The box of manuscripts (Box 1) contains a mix of papers, most of which are clippings, correspondence, and materials from the Red Cross. There are both dated and undated clippings, though the undated clippings would appear to be from the same date range as the dated clippings, 1943 to 1945. Almost all of the clippings concern the Red Cross, their food packing service, and the results of their work--namely the happy soldiers who received the care packages. Mrs. Lloyd is mentioned or pictured in the articles that directly discuss Philadelphia’s food packing center. Some clippings highlight war relief more generally, as well as the plight of prisoners of war. Many of the articles are from Philadelphia newspapers, such as the Inquirer, Evening Bulletin, or Record; a few are from out-of-state newspapers.
There is one folder of Mrs. Lloyd's correspondence (Box 1, Folder 10) that contains a mix of incoming and outgoing letters regarding the food packing service. Almost all the correspondence is business oriented, though there are a couple of personal notes from family members of overseas prisoners thanking Mrs. Lloyd for the Red Cross’s services, as well as a few incoming telegrams from friends. Among the business letters is a note of thanks from Red Cross chairman Basil O’Conner, general letters from the Southeastern Chapter of the Red Cross War Fund, and copies of outgoing appeal letters from Mrs. Lloyd to prospective volunteers.
The folder of notes for speeches and radio transcripts (Box 1, Folder 11) is notable because these materials contain Mrs. Lloyd’s own words on the food packing service and its importance to both the local and national war relief efforts. Some of her notes contain information on war camps and the prisoners that were held in them. The radio transcripts contain Mrs. Lloyd’s generous promotions of the Red Cross and the food packing service.
Further information on the food packing service and other Red Cross programs can be found in Box 1, Folder 15, which contains numerous brochures, newsletters, handouts, and advertisements from the height of World War II. In addition to the prisoner of war care packages, there are brochures on the history of the Red Cross, Information booklets on the War Fund, and newsletters highlighting current events and war relief efforts.

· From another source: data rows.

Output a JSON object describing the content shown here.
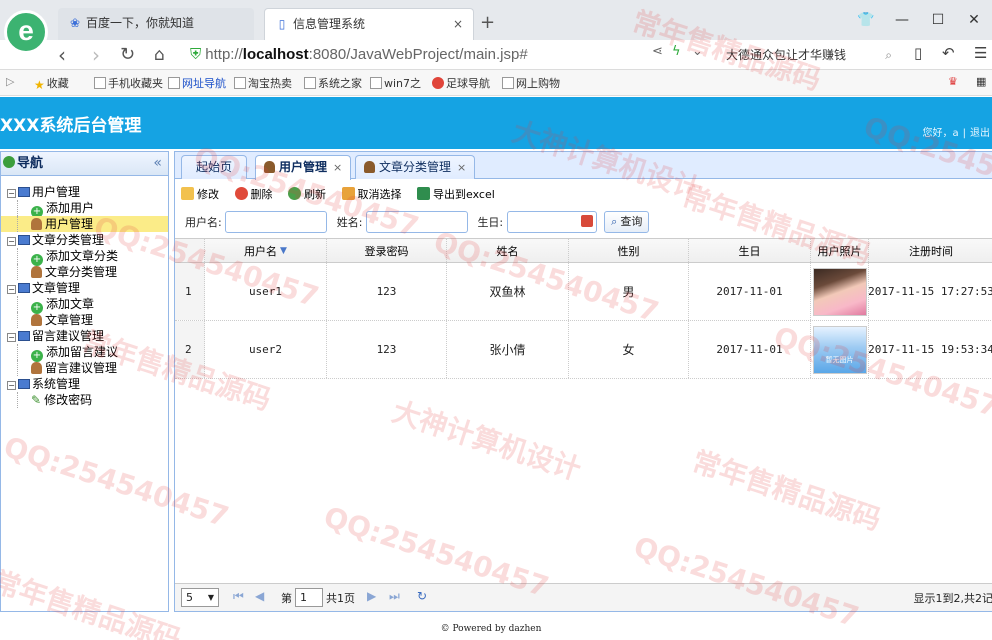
{
  "browser": {
    "logo_letter": "e",
    "tabs": [
      {
        "title": "百度一下，你就知道",
        "icon": "baidu-paw-icon"
      },
      {
        "title": "信息管理系统",
        "icon": "page-icon",
        "close": "×"
      }
    ],
    "new_tab": "+",
    "window_controls": {
      "shirt": "👕",
      "minimize": "—",
      "maximize": "☐",
      "close": "✕"
    },
    "address": {
      "scheme": "http://",
      "host": "localhost",
      "path": ":8080/JavaWebProject/main.jsp#"
    },
    "search_text": "大德通众包让才华赚钱",
    "bookmarks": [
      "收藏",
      "手机收藏夹",
      "网址导航",
      "淘宝热卖",
      "系统之家",
      "win7之",
      "足球导航",
      "网上购物"
    ]
  },
  "app": {
    "title": "XXX系统后台管理",
    "greeting": "您好，a",
    "separator": "|",
    "logout": "退出"
  },
  "sidebar": {
    "title": "导航",
    "collapse": "«",
    "tree": [
      {
        "label": "用户管理",
        "level": 0
      },
      {
        "label": "添加用户",
        "level": 1,
        "icon": "add"
      },
      {
        "label": "用户管理",
        "level": 1,
        "icon": "user",
        "selected": true
      },
      {
        "label": "文章分类管理",
        "level": 0
      },
      {
        "label": "添加文章分类",
        "level": 1,
        "icon": "add"
      },
      {
        "label": "文章分类管理",
        "level": 1,
        "icon": "user"
      },
      {
        "label": "文章管理",
        "level": 0
      },
      {
        "label": "添加文章",
        "level": 1,
        "icon": "add"
      },
      {
        "label": "文章管理",
        "level": 1,
        "icon": "user"
      },
      {
        "label": "留言建议管理",
        "level": 0
      },
      {
        "label": "添加留言建议",
        "level": 1,
        "icon": "add"
      },
      {
        "label": "留言建议管理",
        "level": 1,
        "icon": "user"
      },
      {
        "label": "系统管理",
        "level": 0
      },
      {
        "label": "修改密码",
        "level": 1,
        "icon": "pencil"
      }
    ]
  },
  "main": {
    "tabs": [
      {
        "label": "起始页"
      },
      {
        "label": "用户管理",
        "active": true,
        "close": "×"
      },
      {
        "label": "文章分类管理",
        "close": "×"
      }
    ],
    "toolbar": {
      "edit": "修改",
      "delete": "删除",
      "refresh": "刷新",
      "cancel_select": "取消选择",
      "export": "导出到excel"
    },
    "search": {
      "username_label": "用户名:",
      "name_label": "姓名:",
      "birthday_label": "生日:",
      "query_button": "查询",
      "username_value": "",
      "name_value": "",
      "birthday_value": ""
    },
    "grid": {
      "columns": [
        "用户名",
        "登录密码",
        "姓名",
        "性别",
        "生日",
        "用户照片",
        "注册时间"
      ],
      "rows": [
        {
          "num": "1",
          "username": "user1",
          "password": "123",
          "name": "双鱼林",
          "gender": "男",
          "birthday": "2017-11-01",
          "photo_caption": "",
          "regtime": "2017-11-15 17:27:53"
        },
        {
          "num": "2",
          "username": "user2",
          "password": "123",
          "name": "张小倩",
          "gender": "女",
          "birthday": "2017-11-01",
          "photo_caption": "暂无图片",
          "regtime": "2017-11-15 19:53:34"
        }
      ]
    },
    "pager": {
      "page_size": "5",
      "page_prefix": "第",
      "page_number": "1",
      "page_suffix": "共1页",
      "info": "显示1到2,共2记"
    }
  },
  "footer": "© Powered by dazhen",
  "watermarks": {
    "qq": "QQ:254540457",
    "brand1": "大神计算机设计",
    "brand2": "常年售精品源码"
  }
}
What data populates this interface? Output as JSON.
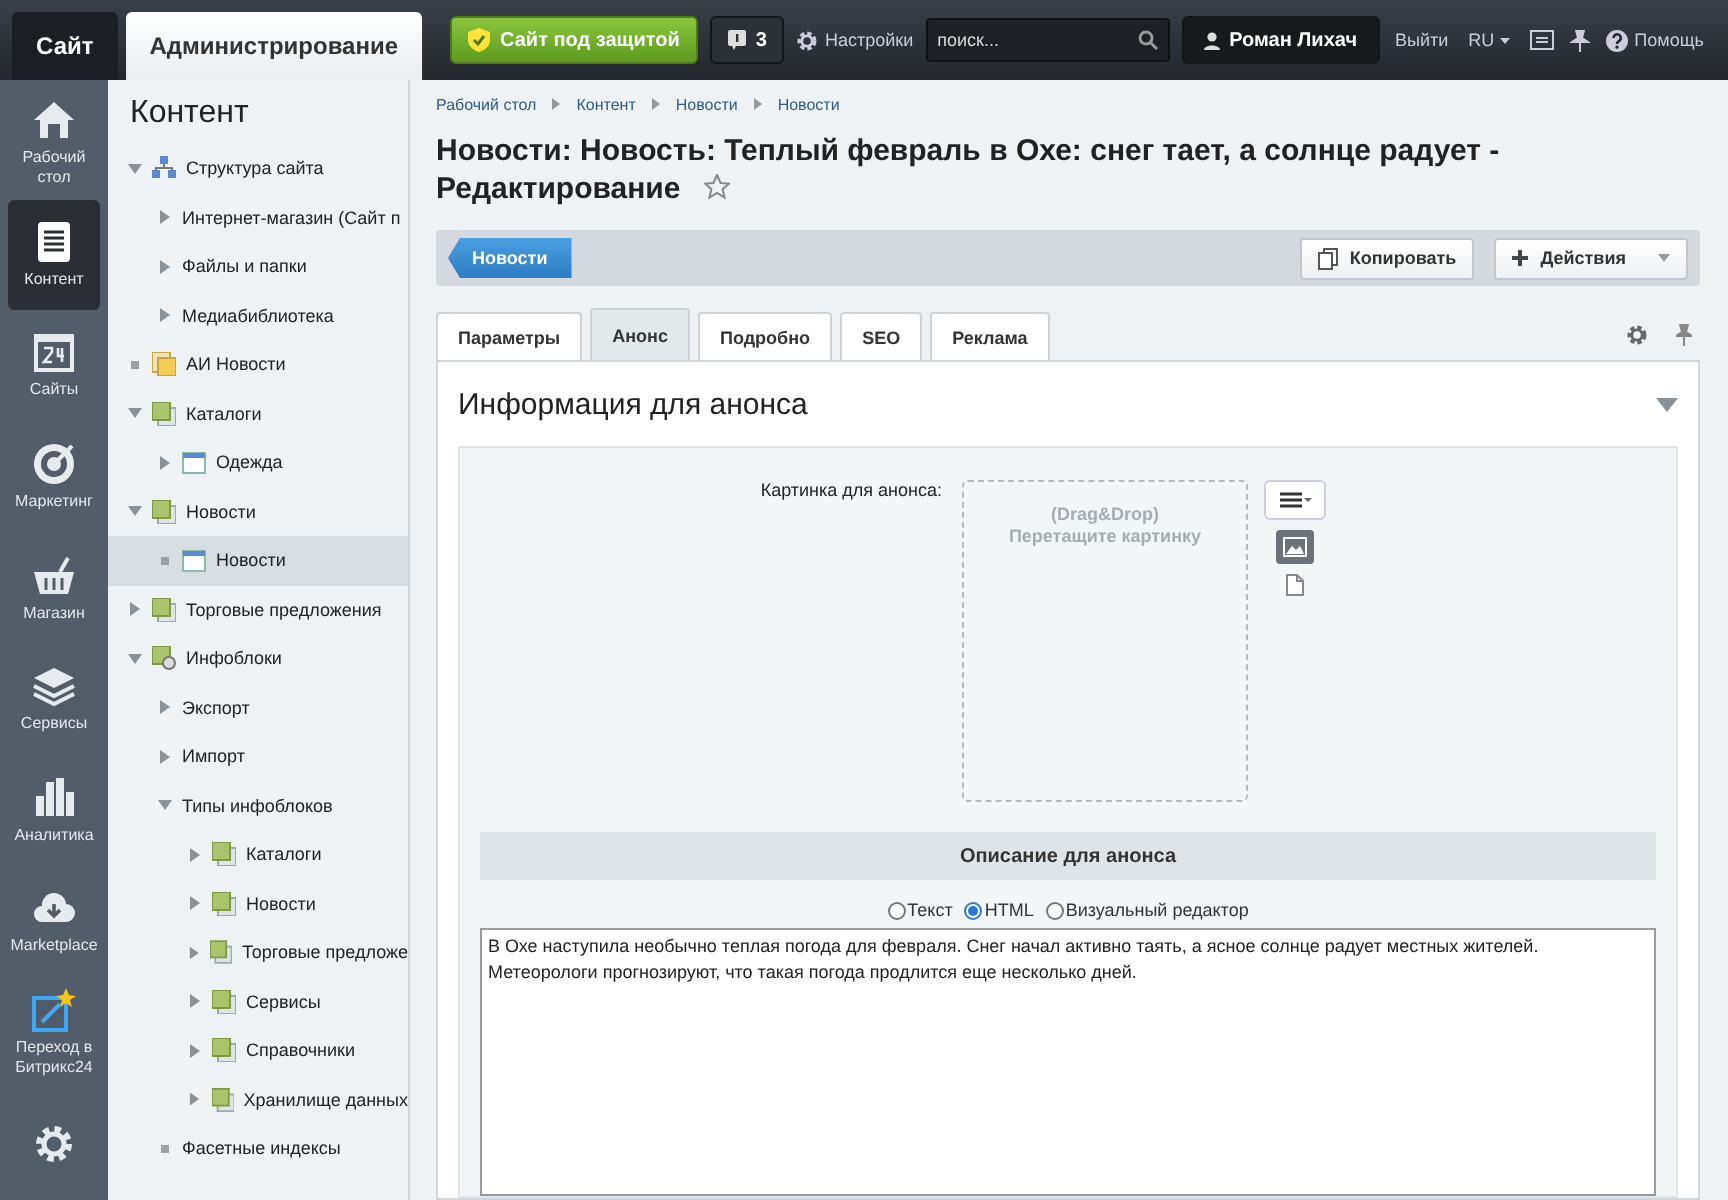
{
  "topbar": {
    "tabs": [
      {
        "label": "Сайт",
        "selected": false
      },
      {
        "label": "Администрирование",
        "selected": true
      }
    ],
    "security_button": "Сайт под защитой",
    "notifications": "3",
    "settings": "Настройки",
    "search": {
      "placeholder": "поиск..."
    },
    "user": "Роман Лихач",
    "logout": "Выйти",
    "language": "RU",
    "help": "Помощь"
  },
  "rail": [
    {
      "kind": "home",
      "label": "Рабочий стол",
      "selected": false
    },
    {
      "kind": "document",
      "label": "Контент",
      "selected": true
    },
    {
      "kind": "calendar",
      "label": "Сайты",
      "selected": false
    },
    {
      "kind": "target",
      "label": "Маркетинг",
      "selected": false
    },
    {
      "kind": "basket",
      "label": "Магазин",
      "selected": false
    },
    {
      "kind": "layers",
      "label": "Сервисы",
      "selected": false
    },
    {
      "kind": "bars",
      "label": "Аналитика",
      "selected": false
    },
    {
      "kind": "cloud",
      "label": "Marketplace",
      "selected": false
    },
    {
      "kind": "wand",
      "label": "Переход в Битрикс24",
      "selected": false
    },
    {
      "kind": "gear",
      "selected": false
    }
  ],
  "tree": {
    "title": "Контент",
    "items": [
      {
        "label": "Структура сайта",
        "expanded": true,
        "kind": "structure",
        "selected": false,
        "children": [
          {
            "label": "Интернет-магазин (Сайт п",
            "expanded": false,
            "kind": "plain",
            "selected": false
          },
          {
            "label": "Файлы и папки",
            "expanded": false,
            "kind": "plain",
            "selected": false
          },
          {
            "label": "Медиабиблиотека",
            "expanded": false,
            "kind": "plain",
            "selected": false
          }
        ]
      },
      {
        "label": "АИ Новости",
        "kind": "folder",
        "selected": false
      },
      {
        "label": "Каталоги",
        "expanded": true,
        "kind": "block",
        "selected": false,
        "children": [
          {
            "label": "Одежда",
            "expanded": false,
            "kind": "window",
            "selected": false
          }
        ]
      },
      {
        "label": "Новости",
        "expanded": true,
        "kind": "block",
        "selected": false,
        "children": [
          {
            "label": "Новости",
            "kind": "window",
            "selected": true
          }
        ]
      },
      {
        "label": "Торговые предложения",
        "expanded": false,
        "kind": "block",
        "selected": false
      },
      {
        "label": "Инфоблоки",
        "expanded": true,
        "kind": "infoblocks",
        "selected": false,
        "children": [
          {
            "label": "Экспорт",
            "expanded": false,
            "kind": "plain",
            "selected": false
          },
          {
            "label": "Импорт",
            "expanded": false,
            "kind": "plain",
            "selected": false
          },
          {
            "label": "Типы инфоблоков",
            "expanded": true,
            "kind": "plain",
            "selected": false,
            "children": [
              {
                "label": "Каталоги",
                "expanded": false,
                "kind": "block",
                "selected": false
              },
              {
                "label": "Новости",
                "expanded": false,
                "kind": "block",
                "selected": false
              },
              {
                "label": "Торговые предложе",
                "expanded": false,
                "kind": "block",
                "selected": false
              },
              {
                "label": "Сервисы",
                "expanded": false,
                "kind": "block",
                "selected": false
              },
              {
                "label": "Справочники",
                "expanded": false,
                "kind": "block",
                "selected": false
              },
              {
                "label": "Хранилище данных",
                "expanded": false,
                "kind": "block",
                "selected": false
              }
            ]
          },
          {
            "label": "Фасетные индексы",
            "kind": "plain",
            "selected": false
          }
        ]
      }
    ]
  },
  "breadcrumbs": [
    "Рабочий стол",
    "Контент",
    "Новости",
    "Новости"
  ],
  "title": "Новости: Новость: Теплый февраль в Охе: снег тает, а солнце радует - Редактирование",
  "favorite": false,
  "toolbar": {
    "back": "Новости",
    "copy": "Копировать",
    "actions": "Действия"
  },
  "tabs": [
    {
      "label": "Параметры",
      "selected": false
    },
    {
      "label": "Анонс",
      "selected": true
    },
    {
      "label": "Подробно",
      "selected": false
    },
    {
      "label": "SEO",
      "selected": false
    },
    {
      "label": "Реклама",
      "selected": false
    }
  ],
  "section": {
    "title": "Информация для анонса",
    "expanded": true,
    "image_label": "Картинка для анонса:",
    "dropzone": [
      "(Drag&Drop)",
      "Перетащите картинку"
    ],
    "description_title": "Описание для анонса",
    "formats": [
      {
        "label": "Текст",
        "selected": false
      },
      {
        "label": "HTML",
        "selected": true
      },
      {
        "label": "Визуальный редактор",
        "selected": false
      }
    ],
    "text": "В Охе наступила необычно теплая погода для февраля. Снег начал активно таять, а ясное солнце радует местных жителей. Метеорологи прогнозируют, что такая погода продлится еще несколько дней."
  }
}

While Box 1 contains a few photographs, all of the photos found loose in the collection have been re-housed in Box 2, an archival photo album. Among the assortment of photograph are pictures of Mrs. Lloyd, food packing volunteers on the assembly line and at rest, the food packing center’s building at 30th Street and Allegheny Avenue, and the rations that went into each package. There are also various photographs from overseas of prisoners in camps and Red Cross facilities. Most of the photos are from news services and some contain typed descriptions on paper pasted to the backs of the photos. There are also thirteen smaller photos that look like personal snapshots and contain candid images of Red Cross workers and volunteers.
Gift of Morris Lloyd, 2010.
Accession number 2010.069.
- American Red Cross. Allied Prisoners of War Food Packing Service.
- American Red Cross. Military/Social Services.
- Historical Society of Pennsylvania
- Finding Aid Author
- Finding aid prepared by Cary Majewicz
- Finding Aid Date
- ; 2010.
- Processing made possible by a generous donation from Morris Lloyd.
- Access Restrictions
The collection is open for research.